*YOUR INSTRUCTIONS:* The data needs to be returned in full, exactly as it reads.

(Component data from apps and pages)
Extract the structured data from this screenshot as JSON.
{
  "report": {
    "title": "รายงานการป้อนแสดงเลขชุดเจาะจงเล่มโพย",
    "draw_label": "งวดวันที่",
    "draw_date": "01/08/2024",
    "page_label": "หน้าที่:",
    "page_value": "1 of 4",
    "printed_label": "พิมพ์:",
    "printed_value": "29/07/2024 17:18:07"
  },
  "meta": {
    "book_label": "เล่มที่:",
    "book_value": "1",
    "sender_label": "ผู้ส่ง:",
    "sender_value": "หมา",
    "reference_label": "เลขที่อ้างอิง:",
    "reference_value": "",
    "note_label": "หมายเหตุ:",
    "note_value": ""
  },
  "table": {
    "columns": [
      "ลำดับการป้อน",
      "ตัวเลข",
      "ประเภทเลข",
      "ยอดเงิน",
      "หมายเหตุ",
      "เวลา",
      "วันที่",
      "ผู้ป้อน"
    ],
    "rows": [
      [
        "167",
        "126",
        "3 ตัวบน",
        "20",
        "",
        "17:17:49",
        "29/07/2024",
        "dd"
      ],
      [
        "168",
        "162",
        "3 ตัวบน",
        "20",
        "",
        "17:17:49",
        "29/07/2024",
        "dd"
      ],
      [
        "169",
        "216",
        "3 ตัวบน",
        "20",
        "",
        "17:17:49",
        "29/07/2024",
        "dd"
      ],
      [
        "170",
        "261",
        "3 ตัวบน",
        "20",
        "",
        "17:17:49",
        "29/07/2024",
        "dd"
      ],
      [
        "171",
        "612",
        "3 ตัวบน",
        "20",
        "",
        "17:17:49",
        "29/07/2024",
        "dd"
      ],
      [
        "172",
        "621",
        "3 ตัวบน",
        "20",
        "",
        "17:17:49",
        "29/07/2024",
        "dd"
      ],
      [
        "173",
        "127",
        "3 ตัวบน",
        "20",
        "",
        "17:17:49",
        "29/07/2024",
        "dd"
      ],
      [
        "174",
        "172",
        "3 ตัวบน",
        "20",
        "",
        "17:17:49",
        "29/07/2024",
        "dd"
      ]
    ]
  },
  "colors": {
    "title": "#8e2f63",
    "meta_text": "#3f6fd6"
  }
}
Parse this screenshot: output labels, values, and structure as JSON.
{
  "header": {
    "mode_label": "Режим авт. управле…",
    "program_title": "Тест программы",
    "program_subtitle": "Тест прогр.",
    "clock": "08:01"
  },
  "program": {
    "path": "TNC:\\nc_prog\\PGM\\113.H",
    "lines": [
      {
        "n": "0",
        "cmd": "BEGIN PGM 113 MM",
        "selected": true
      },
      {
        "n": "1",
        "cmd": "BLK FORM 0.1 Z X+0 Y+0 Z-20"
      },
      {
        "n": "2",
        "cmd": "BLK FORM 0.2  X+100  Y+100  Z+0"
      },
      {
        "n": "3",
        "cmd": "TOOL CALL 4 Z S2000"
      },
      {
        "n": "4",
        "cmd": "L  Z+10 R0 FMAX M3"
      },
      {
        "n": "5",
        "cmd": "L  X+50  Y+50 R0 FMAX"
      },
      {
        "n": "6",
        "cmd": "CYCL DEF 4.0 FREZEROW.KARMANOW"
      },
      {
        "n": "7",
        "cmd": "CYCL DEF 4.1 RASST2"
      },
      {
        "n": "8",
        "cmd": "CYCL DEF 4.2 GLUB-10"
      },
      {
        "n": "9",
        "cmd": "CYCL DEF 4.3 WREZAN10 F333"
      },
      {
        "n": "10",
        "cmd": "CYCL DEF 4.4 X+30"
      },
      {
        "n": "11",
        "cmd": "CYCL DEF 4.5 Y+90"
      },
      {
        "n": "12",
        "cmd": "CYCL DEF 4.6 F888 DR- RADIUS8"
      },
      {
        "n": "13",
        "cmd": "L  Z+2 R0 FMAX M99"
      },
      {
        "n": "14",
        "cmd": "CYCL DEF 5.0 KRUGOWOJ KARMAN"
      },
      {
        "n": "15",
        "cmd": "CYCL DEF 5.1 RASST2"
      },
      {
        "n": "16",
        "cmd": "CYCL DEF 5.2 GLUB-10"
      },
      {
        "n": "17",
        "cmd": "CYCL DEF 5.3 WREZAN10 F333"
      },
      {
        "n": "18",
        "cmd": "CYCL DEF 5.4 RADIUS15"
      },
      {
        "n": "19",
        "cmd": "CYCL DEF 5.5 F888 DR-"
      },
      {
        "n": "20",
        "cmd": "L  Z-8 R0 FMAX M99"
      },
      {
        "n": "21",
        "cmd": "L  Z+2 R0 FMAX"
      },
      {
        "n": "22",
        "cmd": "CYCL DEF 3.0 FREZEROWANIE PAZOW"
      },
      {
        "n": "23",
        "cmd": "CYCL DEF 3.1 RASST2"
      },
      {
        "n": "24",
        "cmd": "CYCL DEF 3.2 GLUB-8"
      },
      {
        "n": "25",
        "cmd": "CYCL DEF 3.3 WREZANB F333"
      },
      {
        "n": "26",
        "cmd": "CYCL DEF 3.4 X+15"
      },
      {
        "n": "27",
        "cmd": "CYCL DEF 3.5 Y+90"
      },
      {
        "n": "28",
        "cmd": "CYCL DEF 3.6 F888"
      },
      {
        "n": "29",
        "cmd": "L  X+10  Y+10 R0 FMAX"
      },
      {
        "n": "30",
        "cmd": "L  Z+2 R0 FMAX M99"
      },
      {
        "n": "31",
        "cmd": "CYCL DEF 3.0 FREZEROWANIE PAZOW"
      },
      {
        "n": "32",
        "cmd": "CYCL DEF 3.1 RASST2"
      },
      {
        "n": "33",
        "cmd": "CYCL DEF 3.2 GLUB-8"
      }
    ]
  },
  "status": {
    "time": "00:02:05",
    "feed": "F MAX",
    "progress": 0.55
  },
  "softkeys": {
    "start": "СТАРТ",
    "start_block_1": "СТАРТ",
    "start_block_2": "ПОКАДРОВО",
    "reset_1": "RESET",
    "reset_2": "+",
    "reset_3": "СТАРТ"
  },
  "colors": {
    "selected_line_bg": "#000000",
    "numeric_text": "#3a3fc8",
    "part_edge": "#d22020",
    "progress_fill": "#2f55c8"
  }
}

*PROBLEM SOLUTION:*
Extract the structured data from this screenshot as JSON.
{
  "report": {
    "title": "รายงานการป้อนแสดงเลขชุดเจาะจงเล่มโพย",
    "draw_label": "งวดวันที่",
    "draw_date": "01/08/2024",
    "page_label": "หน้าที่:",
    "page_value": "1 of 4",
    "printed_label": "พิมพ์:",
    "printed_value": "29/07/2024 17:18:07"
  },
  "meta": {
    "book_label": "เล่มที่:",
    "book_value": "1",
    "sender_label": "ผู้ส่ง:",
    "sender_value": "หมา",
    "reference_label": "เลขที่อ้างอิง:",
    "reference_value": "",
    "note_label": "หมายเหตุ:",
    "note_value": ""
  },
  "table": {
    "columns": [
      "ลำดับการป้อน",
      "ตัวเลข",
      "ประเภทเลข",
      "ยอดเงิน",
      "หมายเหตุ",
      "เวลา",
      "วันที่",
      "ผู้ป้อน"
    ],
    "rows": [
      [
        "167",
        "126",
        "3 ตัวบน",
        "20",
        "",
        "17:17:49",
        "29/07/2024",
        "dd"
      ],
      [
        "168",
        "162",
        "3 ตัวบน",
        "20",
        "",
        "17:17:49",
        "29/07/2024",
        "dd"
      ],
      [
        "169",
        "216",
        "3 ตัวบน",
        "20",
        "",
        "17:17:49",
        "29/07/2024",
        "dd"
      ],
      [
        "170",
        "261",
        "3 ตัวบน",
        "20",
        "",
        "17:17:49",
        "29/07/2024",
        "dd"
      ],
      [
        "171",
        "612",
        "3 ตัวบน",
        "20",
        "",
        "17:17:49",
        "29/07/2024",
        "dd"
      ],
      [
        "172",
        "621",
        "3 ตัวบน",
        "20",
        "",
        "17:17:49",
        "29/07/2024",
        "dd"
      ],
      [
        "173",
        "127",
        "3 ตัวบน",
        "20",
        "",
        "17:17:49",
        "29/07/2024",
        "dd"
      ],
      [
        "174",
        "172",
        "3 ตัวบน",
        "20",
        "",
        "17:17:49",
        "29/07/2024",
        "dd"
      ]
    ]
  },
  "colors": {
    "title": "#8e2f63",
    "meta_text": "#3f6fd6"
  }
}
Parse this screenshot: output labels, values, and structure as JSON.
{
  "header": {
    "mode_label": "Режим авт. управле…",
    "program_title": "Тест программы",
    "program_subtitle": "Тест прогр.",
    "clock": "08:01"
  },
  "program": {
    "path": "TNC:\\nc_prog\\PGM\\113.H",
    "lines": [
      {
        "n": "0",
        "cmd": "BEGIN PGM 113 MM",
        "selected": true
      },
      {
        "n": "1",
        "cmd": "BLK FORM 0.1 Z X+0 Y+0 Z-20"
      },
      {
        "n": "2",
        "cmd": "BLK FORM 0.2  X+100  Y+100  Z+0"
      },
      {
        "n": "3",
        "cmd": "TOOL CALL 4 Z S2000"
      },
      {
        "n": "4",
        "cmd": "L  Z+10 R0 FMAX M3"
      },
      {
        "n": "5",
        "cmd": "L  X+50  Y+50 R0 FMAX"
      },
      {
        "n": "6",
        "cmd": "CYCL DEF 4.0 FREZEROW.KARMANOW"
      },
      {
        "n": "7",
        "cmd": "CYCL DEF 4.1 RASST2"
      },
      {
        "n": "8",
        "cmd": "CYCL DEF 4.2 GLUB-10"
      },
      {
        "n": "9",
        "cmd": "CYCL DEF 4.3 WREZAN10 F333"
      },
      {
        "n": "10",
        "cmd": "CYCL DEF 4.4 X+30"
      },
      {
        "n": "11",
        "cmd": "CYCL DEF 4.5 Y+90"
      },
      {
        "n": "12",
        "cmd": "CYCL DEF 4.6 F888 DR- RADIUS8"
      },
      {
        "n": "13",
        "cmd": "L  Z+2 R0 FMAX M99"
      },
      {
        "n": "14",
        "cmd": "CYCL DEF 5.0 KRUGOWOJ KARMAN"
      },
      {
        "n": "15",
        "cmd": "CYCL DEF 5.1 RASST2"
      },
      {
        "n": "16",
        "cmd": "CYCL DEF 5.2 GLUB-10"
      },
      {
        "n": "17",
        "cmd": "CYCL DEF 5.3 WREZAN10 F333"
      },
      {
        "n": "18",
        "cmd": "CYCL DEF 5.4 RADIUS15"
      },
      {
        "n": "19",
        "cmd": "CYCL DEF 5.5 F888 DR-"
      },
      {
        "n": "20",
        "cmd": "L  Z-8 R0 FMAX M99"
      },
      {
        "n": "21",
        "cmd": "L  Z+2 R0 FMAX"
      },
      {
        "n": "22",
        "cmd": "CYCL DEF 3.0 FREZEROWANIE PAZOW"
      },
      {
        "n": "23",
        "cmd": "CYCL DEF 3.1 RASST2"
      },
      {
        "n": "24",
        "cmd": "CYCL DEF 3.2 GLUB-8"
      },
      {
        "n": "25",
        "cmd": "CYCL DEF 3.3 WREZANB F333"
      },
      {
        "n": "26",
        "cmd": "CYCL DEF 3.4 X+15"
      },
      {
        "n": "27",
        "cmd": "CYCL DEF 3.5 Y+90"
      },
      {
        "n": "28",
        "cmd": "CYCL DEF 3.6 F888"
      },
      {
        "n": "29",
        "cmd": "L  X+10  Y+10 R0 FMAX"
      },
      {
        "n": "30",
        "cmd": "L  Z+2 R0 FMAX M99"
      },
      {
        "n": "31",
        "cmd": "CYCL DEF 3.0 FREZEROWANIE PAZOW"
      },
      {
        "n": "32",
        "cmd": "CYCL DEF 3.1 RASST2"
      },
      {
        "n": "33",
        "cmd": "CYCL DEF 3.2 GLUB-8"
      }
    ]
  },
  "status": {
    "time": "00:02:05",
    "feed": "F MAX",
    "progress": 0.55
  },
  "softkeys": {
    "start": "СТАРТ",
    "start_block_1": "СТАРТ",
    "start_block_2": "ПОКАДРОВО",
    "reset_1": "RESET",
    "reset_2": "+",
    "reset_3": "СТАРТ"
  },
  "colors": {
    "selected_line_bg": "#000000",
    "numeric_text": "#3a3fc8",
    "part_edge": "#d22020",
    "progress_fill": "#2f55c8"
  }
}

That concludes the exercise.